• _WHAT THE TASK ASKS_
Exactly as written, return the entries below, minus any pictures.

(Website and app data records)

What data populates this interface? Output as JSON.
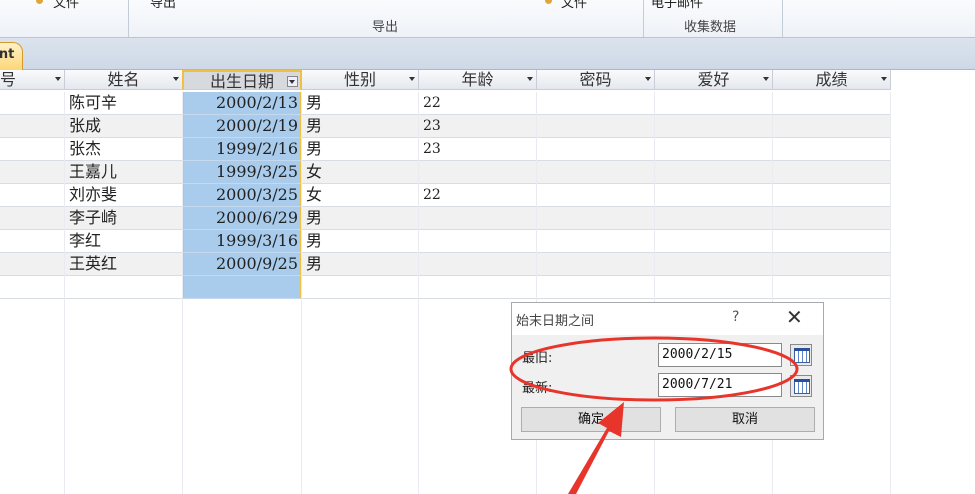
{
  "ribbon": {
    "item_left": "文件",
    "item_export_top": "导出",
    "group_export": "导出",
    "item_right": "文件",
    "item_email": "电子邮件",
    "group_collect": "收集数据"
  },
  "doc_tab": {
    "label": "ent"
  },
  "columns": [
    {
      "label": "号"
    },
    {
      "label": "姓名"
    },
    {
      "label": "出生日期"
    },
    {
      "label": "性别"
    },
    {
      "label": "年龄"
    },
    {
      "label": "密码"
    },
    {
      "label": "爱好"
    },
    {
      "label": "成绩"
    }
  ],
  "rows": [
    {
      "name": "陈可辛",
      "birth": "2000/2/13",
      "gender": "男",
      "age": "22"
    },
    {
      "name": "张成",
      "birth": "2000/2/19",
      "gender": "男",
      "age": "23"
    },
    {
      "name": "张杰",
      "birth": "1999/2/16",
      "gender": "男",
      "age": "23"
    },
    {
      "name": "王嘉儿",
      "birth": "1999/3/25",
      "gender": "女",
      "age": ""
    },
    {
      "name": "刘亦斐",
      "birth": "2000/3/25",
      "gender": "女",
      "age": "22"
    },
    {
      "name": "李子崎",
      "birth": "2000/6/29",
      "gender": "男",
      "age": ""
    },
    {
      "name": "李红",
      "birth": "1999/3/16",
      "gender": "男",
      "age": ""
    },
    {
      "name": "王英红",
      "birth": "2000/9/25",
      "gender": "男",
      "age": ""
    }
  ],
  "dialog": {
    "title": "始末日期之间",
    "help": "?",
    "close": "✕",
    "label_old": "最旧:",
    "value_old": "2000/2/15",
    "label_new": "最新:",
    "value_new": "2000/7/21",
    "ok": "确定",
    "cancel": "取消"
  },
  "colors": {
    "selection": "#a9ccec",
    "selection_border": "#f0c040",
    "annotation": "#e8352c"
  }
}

• _SOLVED PROBLEM_
What data populates this interface? Output as JSON.
{
  "ribbon": {
    "item_left": "文件",
    "item_export_top": "导出",
    "group_export": "导出",
    "item_right": "文件",
    "item_email": "电子邮件",
    "group_collect": "收集数据"
  },
  "doc_tab": {
    "label": "ent"
  },
  "columns": [
    {
      "label": "号"
    },
    {
      "label": "姓名"
    },
    {
      "label": "出生日期"
    },
    {
      "label": "性别"
    },
    {
      "label": "年龄"
    },
    {
      "label": "密码"
    },
    {
      "label": "爱好"
    },
    {
      "label": "成绩"
    }
  ],
  "rows": [
    {
      "name": "陈可辛",
      "birth": "2000/2/13",
      "gender": "男",
      "age": "22"
    },
    {
      "name": "张成",
      "birth": "2000/2/19",
      "gender": "男",
      "age": "23"
    },
    {
      "name": "张杰",
      "birth": "1999/2/16",
      "gender": "男",
      "age": "23"
    },
    {
      "name": "王嘉儿",
      "birth": "1999/3/25",
      "gender": "女",
      "age": ""
    },
    {
      "name": "刘亦斐",
      "birth": "2000/3/25",
      "gender": "女",
      "age": "22"
    },
    {
      "name": "李子崎",
      "birth": "2000/6/29",
      "gender": "男",
      "age": ""
    },
    {
      "name": "李红",
      "birth": "1999/3/16",
      "gender": "男",
      "age": ""
    },
    {
      "name": "王英红",
      "birth": "2000/9/25",
      "gender": "男",
      "age": ""
    }
  ],
  "dialog": {
    "title": "始末日期之间",
    "help": "?",
    "close": "✕",
    "label_old": "最旧:",
    "value_old": "2000/2/15",
    "label_new": "最新:",
    "value_new": "2000/7/21",
    "ok": "确定",
    "cancel": "取消"
  },
  "colors": {
    "selection": "#a9ccec",
    "selection_border": "#f0c040",
    "annotation": "#e8352c"
  }
}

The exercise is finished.